Between his tragic backstory and menacing visage, Blucifer has been a target for myth makers since he was erected, with many insisting that he’s cursed. Some even claim that his glowing red eyes indicate that he represents one of the steeds that will be ridden by the Four Horsemen of the Apocalypse, although Jiménez himself said they were simply meant to honor the wild spirit of the West.
There are countless other myths and legends connected to the airport.
A mining cart carved into the tile of the Great Hall and adorned with the letters “Au” and “Ag” (the atomic symbols for gold and silver) is really an abbreviation for “Australian antigen,” a deadly chemical weapon that the Illuminati will use to secure power over humankind.
The coordinates for the location of the airport were given to its architects by space aliens.
Strange markings on the walls and buildings are codes from members of secret societies or snippets of an unknown extraterrestrial language. (They’re actually references to the Navajo language.)
Other organizations might try to distance themselves from such tall tales, but the marketing team at Denver International Airport has leaned into the legends.
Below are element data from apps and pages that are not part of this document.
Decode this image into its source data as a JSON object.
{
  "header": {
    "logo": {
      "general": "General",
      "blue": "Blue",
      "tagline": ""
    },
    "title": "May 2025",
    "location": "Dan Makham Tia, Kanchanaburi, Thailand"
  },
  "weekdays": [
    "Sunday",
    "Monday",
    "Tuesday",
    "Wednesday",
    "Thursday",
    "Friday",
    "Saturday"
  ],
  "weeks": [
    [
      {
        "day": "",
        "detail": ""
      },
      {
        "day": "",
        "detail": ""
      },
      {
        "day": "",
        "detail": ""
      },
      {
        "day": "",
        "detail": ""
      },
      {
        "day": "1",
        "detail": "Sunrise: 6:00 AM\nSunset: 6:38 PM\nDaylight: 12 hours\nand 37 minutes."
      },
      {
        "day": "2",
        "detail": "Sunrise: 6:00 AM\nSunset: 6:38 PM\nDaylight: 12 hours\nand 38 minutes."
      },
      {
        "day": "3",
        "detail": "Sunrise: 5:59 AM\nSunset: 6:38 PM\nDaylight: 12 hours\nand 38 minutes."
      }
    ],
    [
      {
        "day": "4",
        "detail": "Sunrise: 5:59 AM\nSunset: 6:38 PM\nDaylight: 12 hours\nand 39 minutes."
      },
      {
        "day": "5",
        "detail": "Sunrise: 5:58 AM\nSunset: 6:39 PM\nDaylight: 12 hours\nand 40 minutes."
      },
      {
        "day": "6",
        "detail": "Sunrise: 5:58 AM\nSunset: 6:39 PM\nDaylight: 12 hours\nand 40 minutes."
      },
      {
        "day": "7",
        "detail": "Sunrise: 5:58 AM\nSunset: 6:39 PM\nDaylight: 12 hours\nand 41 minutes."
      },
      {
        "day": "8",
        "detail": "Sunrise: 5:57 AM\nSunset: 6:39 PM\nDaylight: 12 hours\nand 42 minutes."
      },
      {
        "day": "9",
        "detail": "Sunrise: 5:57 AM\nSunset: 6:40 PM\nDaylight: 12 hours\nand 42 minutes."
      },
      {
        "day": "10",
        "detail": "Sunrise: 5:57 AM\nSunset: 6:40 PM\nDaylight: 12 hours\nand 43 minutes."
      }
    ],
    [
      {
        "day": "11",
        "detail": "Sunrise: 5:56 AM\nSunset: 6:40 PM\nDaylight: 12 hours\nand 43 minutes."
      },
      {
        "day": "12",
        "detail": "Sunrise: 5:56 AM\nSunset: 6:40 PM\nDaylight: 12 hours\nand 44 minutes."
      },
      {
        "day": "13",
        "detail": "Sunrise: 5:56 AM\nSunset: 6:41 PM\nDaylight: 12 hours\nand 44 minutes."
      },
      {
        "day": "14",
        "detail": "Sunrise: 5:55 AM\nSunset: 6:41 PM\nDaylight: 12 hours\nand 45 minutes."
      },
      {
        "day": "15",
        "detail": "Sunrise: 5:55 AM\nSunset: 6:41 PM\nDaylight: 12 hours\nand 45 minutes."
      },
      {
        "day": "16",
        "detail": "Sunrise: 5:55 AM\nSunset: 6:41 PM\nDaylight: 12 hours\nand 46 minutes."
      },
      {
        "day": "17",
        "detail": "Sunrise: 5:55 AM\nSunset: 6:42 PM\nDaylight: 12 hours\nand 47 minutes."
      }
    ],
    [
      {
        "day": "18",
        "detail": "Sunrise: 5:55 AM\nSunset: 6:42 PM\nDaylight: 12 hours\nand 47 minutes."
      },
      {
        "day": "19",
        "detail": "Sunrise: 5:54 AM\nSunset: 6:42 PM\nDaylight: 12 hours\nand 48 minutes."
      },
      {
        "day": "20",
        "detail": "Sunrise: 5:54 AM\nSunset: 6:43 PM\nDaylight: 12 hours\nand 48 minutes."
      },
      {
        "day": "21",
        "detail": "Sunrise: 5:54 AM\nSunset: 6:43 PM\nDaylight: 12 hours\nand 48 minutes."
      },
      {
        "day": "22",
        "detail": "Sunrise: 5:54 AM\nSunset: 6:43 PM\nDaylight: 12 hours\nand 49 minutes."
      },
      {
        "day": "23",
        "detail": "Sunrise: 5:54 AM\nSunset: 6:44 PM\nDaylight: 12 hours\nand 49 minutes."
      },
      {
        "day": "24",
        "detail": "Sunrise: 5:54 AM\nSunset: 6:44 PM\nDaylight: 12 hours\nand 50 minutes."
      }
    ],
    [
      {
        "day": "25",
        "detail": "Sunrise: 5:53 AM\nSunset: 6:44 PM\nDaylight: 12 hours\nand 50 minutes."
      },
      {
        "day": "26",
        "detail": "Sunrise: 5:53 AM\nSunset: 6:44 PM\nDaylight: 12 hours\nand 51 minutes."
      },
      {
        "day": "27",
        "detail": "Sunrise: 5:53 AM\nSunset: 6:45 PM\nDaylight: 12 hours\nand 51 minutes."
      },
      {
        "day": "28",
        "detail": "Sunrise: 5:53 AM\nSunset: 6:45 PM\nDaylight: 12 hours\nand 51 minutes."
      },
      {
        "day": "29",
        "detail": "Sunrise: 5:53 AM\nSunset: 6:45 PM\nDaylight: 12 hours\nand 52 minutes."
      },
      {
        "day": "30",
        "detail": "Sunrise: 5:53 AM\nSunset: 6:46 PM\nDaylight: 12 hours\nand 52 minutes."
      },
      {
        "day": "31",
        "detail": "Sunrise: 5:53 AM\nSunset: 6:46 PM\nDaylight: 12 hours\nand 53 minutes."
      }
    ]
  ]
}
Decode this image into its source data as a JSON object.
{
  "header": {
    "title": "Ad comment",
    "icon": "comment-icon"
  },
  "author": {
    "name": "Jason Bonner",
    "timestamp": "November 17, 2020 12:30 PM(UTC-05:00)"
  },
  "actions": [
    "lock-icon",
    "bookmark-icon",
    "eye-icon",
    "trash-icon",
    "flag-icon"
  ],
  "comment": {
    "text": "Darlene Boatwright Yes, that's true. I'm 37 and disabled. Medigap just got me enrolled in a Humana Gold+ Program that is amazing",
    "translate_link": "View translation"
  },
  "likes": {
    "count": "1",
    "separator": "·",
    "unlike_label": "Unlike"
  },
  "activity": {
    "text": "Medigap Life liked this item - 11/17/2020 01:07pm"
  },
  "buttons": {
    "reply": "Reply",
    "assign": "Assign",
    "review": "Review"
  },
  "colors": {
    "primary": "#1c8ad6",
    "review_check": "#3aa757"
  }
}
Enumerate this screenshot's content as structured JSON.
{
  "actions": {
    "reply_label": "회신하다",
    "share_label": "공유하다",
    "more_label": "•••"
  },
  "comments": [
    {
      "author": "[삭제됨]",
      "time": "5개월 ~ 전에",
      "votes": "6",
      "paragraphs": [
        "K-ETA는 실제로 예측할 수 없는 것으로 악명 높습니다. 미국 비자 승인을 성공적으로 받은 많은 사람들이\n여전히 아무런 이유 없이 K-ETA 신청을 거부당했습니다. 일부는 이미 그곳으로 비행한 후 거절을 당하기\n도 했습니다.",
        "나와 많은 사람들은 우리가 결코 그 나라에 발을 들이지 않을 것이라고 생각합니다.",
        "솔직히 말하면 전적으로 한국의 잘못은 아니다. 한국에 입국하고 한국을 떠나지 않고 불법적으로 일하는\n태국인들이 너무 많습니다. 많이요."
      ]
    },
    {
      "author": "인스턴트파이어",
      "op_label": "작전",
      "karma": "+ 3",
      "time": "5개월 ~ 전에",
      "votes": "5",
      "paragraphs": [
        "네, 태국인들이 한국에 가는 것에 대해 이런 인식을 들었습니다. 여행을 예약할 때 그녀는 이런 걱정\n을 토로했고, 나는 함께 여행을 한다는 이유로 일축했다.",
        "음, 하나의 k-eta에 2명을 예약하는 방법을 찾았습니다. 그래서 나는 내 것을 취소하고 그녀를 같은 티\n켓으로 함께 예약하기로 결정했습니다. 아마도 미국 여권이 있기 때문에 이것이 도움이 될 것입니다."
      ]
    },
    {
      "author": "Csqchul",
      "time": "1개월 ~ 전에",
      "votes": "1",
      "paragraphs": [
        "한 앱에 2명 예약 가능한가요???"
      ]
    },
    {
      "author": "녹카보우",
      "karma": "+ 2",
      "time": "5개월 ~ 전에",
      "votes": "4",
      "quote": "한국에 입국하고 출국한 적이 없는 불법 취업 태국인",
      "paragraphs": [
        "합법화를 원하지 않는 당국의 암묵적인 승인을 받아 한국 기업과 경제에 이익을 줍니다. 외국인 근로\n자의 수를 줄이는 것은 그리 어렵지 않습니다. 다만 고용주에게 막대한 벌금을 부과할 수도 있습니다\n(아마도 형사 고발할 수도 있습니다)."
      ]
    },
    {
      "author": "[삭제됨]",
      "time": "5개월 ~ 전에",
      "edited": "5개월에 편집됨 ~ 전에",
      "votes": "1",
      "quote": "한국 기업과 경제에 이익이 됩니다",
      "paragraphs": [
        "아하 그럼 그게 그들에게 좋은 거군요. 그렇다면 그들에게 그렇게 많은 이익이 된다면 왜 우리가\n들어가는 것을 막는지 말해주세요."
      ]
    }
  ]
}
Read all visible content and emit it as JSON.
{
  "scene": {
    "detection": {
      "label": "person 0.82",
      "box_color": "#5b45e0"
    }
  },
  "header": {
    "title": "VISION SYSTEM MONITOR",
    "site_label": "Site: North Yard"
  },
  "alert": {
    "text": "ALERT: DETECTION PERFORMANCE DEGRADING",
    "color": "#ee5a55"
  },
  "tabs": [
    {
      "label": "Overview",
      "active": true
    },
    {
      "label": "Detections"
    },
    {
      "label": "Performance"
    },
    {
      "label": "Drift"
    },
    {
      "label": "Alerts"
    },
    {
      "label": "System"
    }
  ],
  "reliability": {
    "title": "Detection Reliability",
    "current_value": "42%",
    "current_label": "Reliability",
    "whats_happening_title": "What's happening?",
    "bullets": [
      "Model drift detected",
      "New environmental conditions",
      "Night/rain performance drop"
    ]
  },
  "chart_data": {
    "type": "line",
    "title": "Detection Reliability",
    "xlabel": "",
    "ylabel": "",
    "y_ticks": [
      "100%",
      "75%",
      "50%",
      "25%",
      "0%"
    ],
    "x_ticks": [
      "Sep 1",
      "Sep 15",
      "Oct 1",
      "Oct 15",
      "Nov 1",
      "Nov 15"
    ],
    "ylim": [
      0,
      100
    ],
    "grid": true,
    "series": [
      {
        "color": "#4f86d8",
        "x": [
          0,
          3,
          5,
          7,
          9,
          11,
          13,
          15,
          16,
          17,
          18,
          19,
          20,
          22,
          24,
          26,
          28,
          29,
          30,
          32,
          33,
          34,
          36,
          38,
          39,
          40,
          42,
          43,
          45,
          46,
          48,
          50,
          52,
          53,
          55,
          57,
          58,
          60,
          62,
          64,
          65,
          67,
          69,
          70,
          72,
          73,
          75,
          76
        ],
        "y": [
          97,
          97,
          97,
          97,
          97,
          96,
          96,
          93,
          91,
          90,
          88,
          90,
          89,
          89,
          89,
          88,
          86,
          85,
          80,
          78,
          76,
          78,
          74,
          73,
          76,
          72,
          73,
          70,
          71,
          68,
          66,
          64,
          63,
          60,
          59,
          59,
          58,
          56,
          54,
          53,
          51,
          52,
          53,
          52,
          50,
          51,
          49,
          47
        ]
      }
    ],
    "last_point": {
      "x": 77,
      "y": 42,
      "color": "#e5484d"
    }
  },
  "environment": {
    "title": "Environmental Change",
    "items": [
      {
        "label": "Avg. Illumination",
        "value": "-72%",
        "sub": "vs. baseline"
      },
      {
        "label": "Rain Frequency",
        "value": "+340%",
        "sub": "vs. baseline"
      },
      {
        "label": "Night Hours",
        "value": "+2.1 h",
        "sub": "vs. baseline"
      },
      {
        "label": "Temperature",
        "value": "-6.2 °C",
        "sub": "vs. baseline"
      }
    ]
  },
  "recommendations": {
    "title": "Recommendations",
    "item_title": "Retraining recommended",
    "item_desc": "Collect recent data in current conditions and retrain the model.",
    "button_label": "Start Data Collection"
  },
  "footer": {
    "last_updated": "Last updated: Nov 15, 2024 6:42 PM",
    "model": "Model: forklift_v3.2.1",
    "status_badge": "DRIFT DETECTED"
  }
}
A few years ago, DEN hosted a museum-style gallery exhibition called “Conspiracy Theories Uncovered,” celebrating some of the airport’s most notables. It included an “alien” skull that was made by employees and planted during construction of the Westin Denver International Airport Hotel .
Most recently, DEN has capitalized on the mythical past with a series of ads. One shows Bluficer, red laser beams shooting out of his eyes, with the tagline: “Are we creating the world’s greatest airport? Or preparing for the end of the world?” Another one pictures one of the gargoyles in a Transportation Security Administration scanner and asks, “Streamlined security? Or more secrets?” Others depict space aliens, a lizard person, mysterious tunnels — even a cat in a tinfoil hat. All are hashtagged #DENFILES (a play on “The X-Files” TV show, for the uninitiated) and urge viewers to “Learn the truth at DENFiles.com.”
The “truth?” It’s a marketing campaign for DEN’s Great Hall Project, a large-scale renovation of the area under the tents of the airport’s Jeppesen Terminal.
Or is that just what they want us to believe?